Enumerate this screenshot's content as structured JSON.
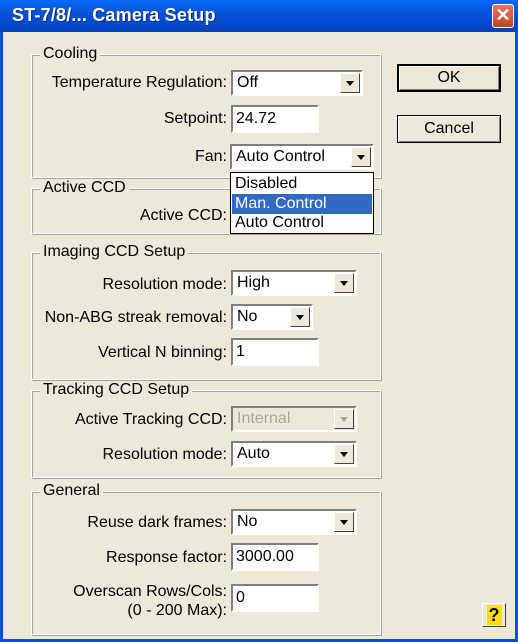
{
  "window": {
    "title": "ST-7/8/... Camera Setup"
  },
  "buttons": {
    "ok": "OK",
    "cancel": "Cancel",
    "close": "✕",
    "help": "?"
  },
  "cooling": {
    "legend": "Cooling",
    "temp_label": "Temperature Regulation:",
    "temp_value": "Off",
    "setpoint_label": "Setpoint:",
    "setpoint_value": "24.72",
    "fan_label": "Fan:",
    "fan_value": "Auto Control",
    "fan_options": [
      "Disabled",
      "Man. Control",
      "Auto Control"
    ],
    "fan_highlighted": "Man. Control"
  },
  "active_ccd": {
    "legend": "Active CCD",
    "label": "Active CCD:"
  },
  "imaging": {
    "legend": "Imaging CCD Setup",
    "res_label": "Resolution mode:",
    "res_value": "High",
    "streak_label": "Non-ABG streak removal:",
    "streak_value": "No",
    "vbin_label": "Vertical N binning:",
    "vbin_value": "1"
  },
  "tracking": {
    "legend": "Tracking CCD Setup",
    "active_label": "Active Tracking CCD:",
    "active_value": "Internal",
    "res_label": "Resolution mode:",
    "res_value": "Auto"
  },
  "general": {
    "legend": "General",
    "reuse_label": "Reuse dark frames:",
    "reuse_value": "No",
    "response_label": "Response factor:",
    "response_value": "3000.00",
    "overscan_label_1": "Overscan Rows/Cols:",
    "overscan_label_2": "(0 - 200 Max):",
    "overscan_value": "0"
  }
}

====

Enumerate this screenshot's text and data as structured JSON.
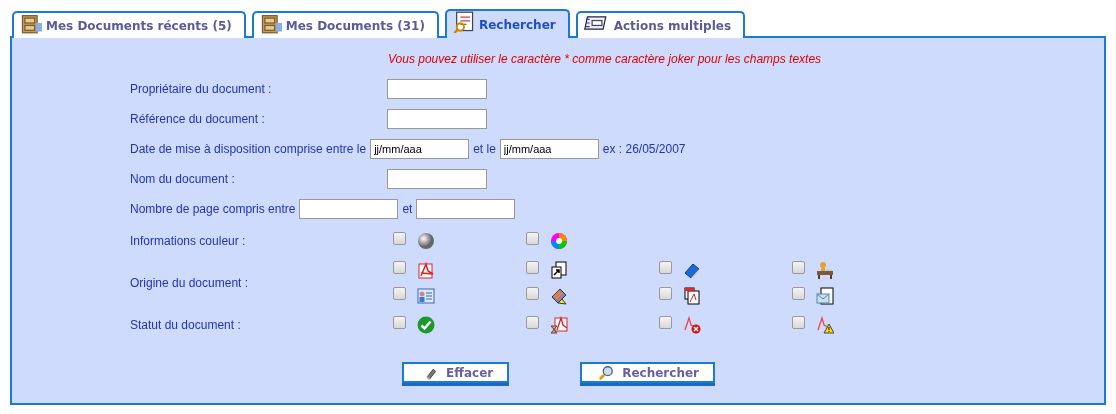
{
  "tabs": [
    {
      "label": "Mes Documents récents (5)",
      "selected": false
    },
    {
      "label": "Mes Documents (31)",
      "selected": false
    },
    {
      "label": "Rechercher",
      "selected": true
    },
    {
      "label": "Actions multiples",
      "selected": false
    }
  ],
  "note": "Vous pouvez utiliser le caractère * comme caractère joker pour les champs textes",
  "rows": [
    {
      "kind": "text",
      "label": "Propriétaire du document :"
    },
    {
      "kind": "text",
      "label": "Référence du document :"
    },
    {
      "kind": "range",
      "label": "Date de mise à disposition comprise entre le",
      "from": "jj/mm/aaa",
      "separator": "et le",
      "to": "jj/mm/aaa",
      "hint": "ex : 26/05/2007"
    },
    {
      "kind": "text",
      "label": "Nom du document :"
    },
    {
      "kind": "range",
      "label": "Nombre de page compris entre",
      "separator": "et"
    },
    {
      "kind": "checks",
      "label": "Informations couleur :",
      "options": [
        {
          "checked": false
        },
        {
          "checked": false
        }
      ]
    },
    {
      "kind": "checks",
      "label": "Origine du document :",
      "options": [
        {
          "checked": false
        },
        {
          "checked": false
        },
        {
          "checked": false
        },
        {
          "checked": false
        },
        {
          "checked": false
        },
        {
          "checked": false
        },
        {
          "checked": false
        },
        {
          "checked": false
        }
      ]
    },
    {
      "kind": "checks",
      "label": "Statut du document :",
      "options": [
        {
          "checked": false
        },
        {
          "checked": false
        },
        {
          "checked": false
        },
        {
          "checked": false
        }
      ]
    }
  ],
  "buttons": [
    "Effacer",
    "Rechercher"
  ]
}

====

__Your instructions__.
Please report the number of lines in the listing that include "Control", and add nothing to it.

__Output for this exercise__.
4